#### Data supplied
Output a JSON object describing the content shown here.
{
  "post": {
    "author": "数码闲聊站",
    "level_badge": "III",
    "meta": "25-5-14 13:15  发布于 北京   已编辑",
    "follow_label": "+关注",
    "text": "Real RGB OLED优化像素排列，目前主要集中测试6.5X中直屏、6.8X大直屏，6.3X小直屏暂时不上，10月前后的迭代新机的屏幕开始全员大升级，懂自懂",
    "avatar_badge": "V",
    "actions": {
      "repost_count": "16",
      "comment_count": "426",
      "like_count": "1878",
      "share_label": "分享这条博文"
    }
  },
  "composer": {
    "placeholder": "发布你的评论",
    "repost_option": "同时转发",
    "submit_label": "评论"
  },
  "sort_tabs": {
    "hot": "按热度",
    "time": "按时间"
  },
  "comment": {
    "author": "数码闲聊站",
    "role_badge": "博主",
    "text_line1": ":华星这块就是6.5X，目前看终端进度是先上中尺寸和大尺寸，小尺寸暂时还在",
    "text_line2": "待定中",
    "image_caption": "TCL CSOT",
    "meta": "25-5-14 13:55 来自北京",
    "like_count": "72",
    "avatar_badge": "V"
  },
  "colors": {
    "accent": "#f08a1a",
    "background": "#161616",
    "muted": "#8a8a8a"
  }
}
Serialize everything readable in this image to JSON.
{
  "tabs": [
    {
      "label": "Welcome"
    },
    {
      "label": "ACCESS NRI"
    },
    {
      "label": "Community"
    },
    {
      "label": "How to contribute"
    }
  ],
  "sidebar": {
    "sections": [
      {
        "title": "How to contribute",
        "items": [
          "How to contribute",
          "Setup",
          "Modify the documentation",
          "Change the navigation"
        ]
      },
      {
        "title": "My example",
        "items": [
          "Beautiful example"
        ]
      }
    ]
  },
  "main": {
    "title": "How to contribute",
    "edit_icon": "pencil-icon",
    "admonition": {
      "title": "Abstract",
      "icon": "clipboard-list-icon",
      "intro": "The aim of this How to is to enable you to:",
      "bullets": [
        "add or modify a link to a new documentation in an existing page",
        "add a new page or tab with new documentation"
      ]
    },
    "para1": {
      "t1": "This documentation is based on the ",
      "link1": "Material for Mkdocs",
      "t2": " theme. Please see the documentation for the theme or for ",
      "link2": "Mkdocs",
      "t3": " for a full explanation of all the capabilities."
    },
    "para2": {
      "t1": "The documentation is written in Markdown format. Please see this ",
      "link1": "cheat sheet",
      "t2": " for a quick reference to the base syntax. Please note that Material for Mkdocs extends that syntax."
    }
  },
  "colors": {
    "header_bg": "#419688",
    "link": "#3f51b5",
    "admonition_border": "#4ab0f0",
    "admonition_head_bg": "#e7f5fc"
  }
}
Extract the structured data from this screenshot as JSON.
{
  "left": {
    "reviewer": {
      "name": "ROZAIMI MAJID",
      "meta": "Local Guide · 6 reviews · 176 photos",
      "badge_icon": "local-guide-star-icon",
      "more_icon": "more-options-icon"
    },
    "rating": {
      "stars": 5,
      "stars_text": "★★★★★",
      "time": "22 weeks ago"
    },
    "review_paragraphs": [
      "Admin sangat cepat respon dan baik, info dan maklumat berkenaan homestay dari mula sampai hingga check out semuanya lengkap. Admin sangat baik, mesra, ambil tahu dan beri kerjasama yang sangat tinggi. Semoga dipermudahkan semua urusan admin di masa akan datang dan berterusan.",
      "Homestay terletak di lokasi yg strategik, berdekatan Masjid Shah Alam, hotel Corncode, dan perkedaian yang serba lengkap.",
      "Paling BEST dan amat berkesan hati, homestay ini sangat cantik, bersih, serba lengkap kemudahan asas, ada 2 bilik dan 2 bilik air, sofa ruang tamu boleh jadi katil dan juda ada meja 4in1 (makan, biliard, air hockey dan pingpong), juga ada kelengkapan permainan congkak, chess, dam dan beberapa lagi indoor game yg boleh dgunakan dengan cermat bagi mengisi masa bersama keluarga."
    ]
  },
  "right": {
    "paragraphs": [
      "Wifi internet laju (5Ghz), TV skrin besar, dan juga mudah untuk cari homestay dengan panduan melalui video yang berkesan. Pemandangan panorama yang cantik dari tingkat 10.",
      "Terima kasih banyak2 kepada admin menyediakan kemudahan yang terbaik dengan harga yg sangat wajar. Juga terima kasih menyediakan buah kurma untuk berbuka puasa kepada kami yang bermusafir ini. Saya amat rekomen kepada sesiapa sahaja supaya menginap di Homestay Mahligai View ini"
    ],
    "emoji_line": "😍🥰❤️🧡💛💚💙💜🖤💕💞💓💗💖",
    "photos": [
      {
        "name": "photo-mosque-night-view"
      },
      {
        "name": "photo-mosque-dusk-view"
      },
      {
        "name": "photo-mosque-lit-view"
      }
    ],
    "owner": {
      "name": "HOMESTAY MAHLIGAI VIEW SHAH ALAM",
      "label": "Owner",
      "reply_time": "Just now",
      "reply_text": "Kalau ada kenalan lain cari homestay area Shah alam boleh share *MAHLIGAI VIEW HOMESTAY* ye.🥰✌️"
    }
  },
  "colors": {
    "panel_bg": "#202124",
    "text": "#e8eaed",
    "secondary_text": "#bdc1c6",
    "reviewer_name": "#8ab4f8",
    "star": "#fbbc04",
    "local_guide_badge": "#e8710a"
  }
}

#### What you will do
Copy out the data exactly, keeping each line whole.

#### Answer
Output a JSON object describing the content shown here.
{
  "post": {
    "author": "数码闲聊站",
    "level_badge": "III",
    "meta": "25-5-14 13:15  发布于 北京   已编辑",
    "follow_label": "+关注",
    "text": "Real RGB OLED优化像素排列，目前主要集中测试6.5X中直屏、6.8X大直屏，6.3X小直屏暂时不上，10月前后的迭代新机的屏幕开始全员大升级，懂自懂",
    "avatar_badge": "V",
    "actions": {
      "repost_count": "16",
      "comment_count": "426",
      "like_count": "1878",
      "share_label": "分享这条博文"
    }
  },
  "composer": {
    "placeholder": "发布你的评论",
    "repost_option": "同时转发",
    "submit_label": "评论"
  },
  "sort_tabs": {
    "hot": "按热度",
    "time": "按时间"
  },
  "comment": {
    "author": "数码闲聊站",
    "role_badge": "博主",
    "text_line1": ":华星这块就是6.5X，目前看终端进度是先上中尺寸和大尺寸，小尺寸暂时还在",
    "text_line2": "待定中",
    "image_caption": "TCL CSOT",
    "meta": "25-5-14 13:55 来自北京",
    "like_count": "72",
    "avatar_badge": "V"
  },
  "colors": {
    "accent": "#f08a1a",
    "background": "#161616",
    "muted": "#8a8a8a"
  }
}
Serialize everything readable in this image to JSON.
{
  "tabs": [
    {
      "label": "Welcome"
    },
    {
      "label": "ACCESS NRI"
    },
    {
      "label": "Community"
    },
    {
      "label": "How to contribute"
    }
  ],
  "sidebar": {
    "sections": [
      {
        "title": "How to contribute",
        "items": [
          "How to contribute",
          "Setup",
          "Modify the documentation",
          "Change the navigation"
        ]
      },
      {
        "title": "My example",
        "items": [
          "Beautiful example"
        ]
      }
    ]
  },
  "main": {
    "title": "How to contribute",
    "edit_icon": "pencil-icon",
    "admonition": {
      "title": "Abstract",
      "icon": "clipboard-list-icon",
      "intro": "The aim of this How to is to enable you to:",
      "bullets": [
        "add or modify a link to a new documentation in an existing page",
        "add a new page or tab with new documentation"
      ]
    },
    "para1": {
      "t1": "This documentation is based on the ",
      "link1": "Material for Mkdocs",
      "t2": " theme. Please see the documentation for the theme or for ",
      "link2": "Mkdocs",
      "t3": " for a full explanation of all the capabilities."
    },
    "para2": {
      "t1": "The documentation is written in Markdown format. Please see this ",
      "link1": "cheat sheet",
      "t2": " for a quick reference to the base syntax. Please note that Material for Mkdocs extends that syntax."
    }
  },
  "colors": {
    "header_bg": "#419688",
    "link": "#3f51b5",
    "admonition_border": "#4ab0f0",
    "admonition_head_bg": "#e7f5fc"
  }
}
Extract the structured data from this screenshot as JSON.
{
  "left": {
    "reviewer": {
      "name": "ROZAIMI MAJID",
      "meta": "Local Guide · 6 reviews · 176 photos",
      "badge_icon": "local-guide-star-icon",
      "more_icon": "more-options-icon"
    },
    "rating": {
      "stars": 5,
      "stars_text": "★★★★★",
      "time": "22 weeks ago"
    },
    "review_paragraphs": [
      "Admin sangat cepat respon dan baik, info dan maklumat berkenaan homestay dari mula sampai hingga check out semuanya lengkap. Admin sangat baik, mesra, ambil tahu dan beri kerjasama yang sangat tinggi. Semoga dipermudahkan semua urusan admin di masa akan datang dan berterusan.",
      "Homestay terletak di lokasi yg strategik, berdekatan Masjid Shah Alam, hotel Corncode, dan perkedaian yang serba lengkap.",
      "Paling BEST dan amat berkesan hati, homestay ini sangat cantik, bersih, serba lengkap kemudahan asas, ada 2 bilik dan 2 bilik air, sofa ruang tamu boleh jadi katil dan juda ada meja 4in1 (makan, biliard, air hockey dan pingpong), juga ada kelengkapan permainan congkak, chess, dam dan beberapa lagi indoor game yg boleh dgunakan dengan cermat bagi mengisi masa bersama keluarga."
    ]
  },
  "right": {
    "paragraphs": [
      "Wifi internet laju (5Ghz), TV skrin besar, dan juga mudah untuk cari homestay dengan panduan melalui video yang berkesan. Pemandangan panorama yang cantik dari tingkat 10.",
      "Terima kasih banyak2 kepada admin menyediakan kemudahan yang terbaik dengan harga yg sangat wajar. Juga terima kasih menyediakan buah kurma untuk berbuka puasa kepada kami yang bermusafir ini. Saya amat rekomen kepada sesiapa sahaja supaya menginap di Homestay Mahligai View ini"
    ],
    "emoji_line": "😍🥰❤️🧡💛💚💙💜🖤💕💞💓💗💖",
    "photos": [
      {
        "name": "photo-mosque-night-view"
      },
      {
        "name": "photo-mosque-dusk-view"
      },
      {
        "name": "photo-mosque-lit-view"
      }
    ],
    "owner": {
      "name": "HOMESTAY MAHLIGAI VIEW SHAH ALAM",
      "label": "Owner",
      "reply_time": "Just now",
      "reply_text": "Kalau ada kenalan lain cari homestay area Shah alam boleh share *MAHLIGAI VIEW HOMESTAY* ye.🥰✌️"
    }
  },
  "colors": {
    "panel_bg": "#202124",
    "text": "#e8eaed",
    "secondary_text": "#bdc1c6",
    "reviewer_name": "#8ab4f8",
    "star": "#fbbc04",
    "local_guide_badge": "#e8710a"
  }
}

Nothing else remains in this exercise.